(Exercise) If a line in the data below contains "title", copy it.

[Web page and app entries]
○ ○ ○
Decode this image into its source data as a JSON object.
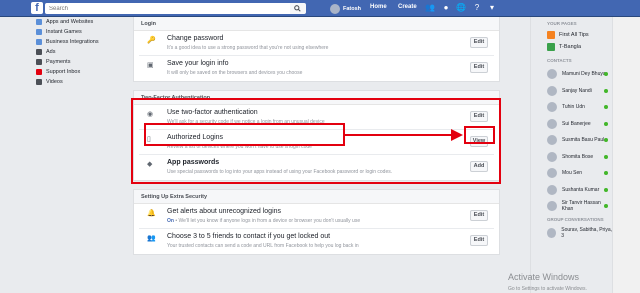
{
  "topbar": {
    "logo": "f",
    "search_placeholder": "Search",
    "user_name": "Fatosh",
    "home": "Home",
    "create": "Create"
  },
  "left_sidebar": {
    "items": [
      {
        "label": "Apps and Websites",
        "color": "#5b8fd8"
      },
      {
        "label": "Instant Games",
        "color": "#5b8fd8"
      },
      {
        "label": "Business Integrations",
        "color": "#5b8fd8"
      },
      {
        "label": "Ads",
        "color": "#4b4f56"
      },
      {
        "label": "Payments",
        "color": "#4b4f56"
      },
      {
        "label": "Support Inbox",
        "color": "#e3000f"
      },
      {
        "label": "Videos",
        "color": "#4b4f56"
      }
    ]
  },
  "login": {
    "heading": "Login",
    "rows": [
      {
        "title": "Change password",
        "desc": "It's a good idea to use a strong password that you're not using elsewhere",
        "button": "Edit"
      },
      {
        "title": "Save your login info",
        "desc": "It will only be saved on the browsers and devices you choose",
        "button": "Edit"
      }
    ]
  },
  "two_factor": {
    "heading": "Two-Factor Authentication",
    "rows": [
      {
        "title": "Use two-factor authentication",
        "desc": "We'll ask for a security code if we notice a login from an unusual device",
        "button": "Edit"
      },
      {
        "title": "Authorized Logins",
        "desc": "Review a list of devices where you won't have to use a login code",
        "button": "View"
      },
      {
        "title": "App passwords",
        "desc": "Use special passwords to log into your apps instead of using your Facebook password or login codes.",
        "button": "Add"
      }
    ]
  },
  "extra": {
    "heading": "Setting Up Extra Security",
    "rows": [
      {
        "title": "Get alerts about unrecognized logins",
        "desc_prefix": "On",
        "desc": " • We'll let you know if anyone logs in from a device or browser you don't usually use",
        "button": "Edit"
      },
      {
        "title": "Choose 3 to 5 friends to contact if you get locked out",
        "desc": "Your trusted contacts can send a code and URL from Facebook to help you log back in",
        "button": "Edit"
      }
    ]
  },
  "right": {
    "pages_heading": "YOUR PAGES",
    "pages": [
      {
        "name": "First All Tips",
        "color": "#f58220"
      },
      {
        "name": "T-Bangla",
        "color": "#3aa14b"
      }
    ],
    "contacts_heading": "CONTACTS",
    "contacts": [
      {
        "name": "Mamuni Dey Bhuya"
      },
      {
        "name": "Sanjay Nandi"
      },
      {
        "name": "Tuhin Udn"
      },
      {
        "name": "Sui Banerjee"
      },
      {
        "name": "Susmita Basu Paul"
      },
      {
        "name": "Shomita Bose"
      },
      {
        "name": "Mou Sen"
      },
      {
        "name": "Sushanta Kumar"
      },
      {
        "name": "Sir Tanvir Hassan Khan"
      }
    ],
    "group_heading": "GROUP CONVERSATIONS",
    "group_item": "Sourav, Sabitha, Priya, 3"
  },
  "watermark": {
    "line1": "Activate Windows",
    "line2": "Go to Settings to activate Windows."
  }
}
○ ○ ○
(Task response)
        "title": "Change password",
        "title": "Save your login info",
        "title": "Use two-factor authentication",
        "title": "Authorized Logins",
        "title": "App passwords",
        "title": "Get alerts about unrecognized logins",
        "title": "Choose 3 to 5 friends to contact if you get locked out",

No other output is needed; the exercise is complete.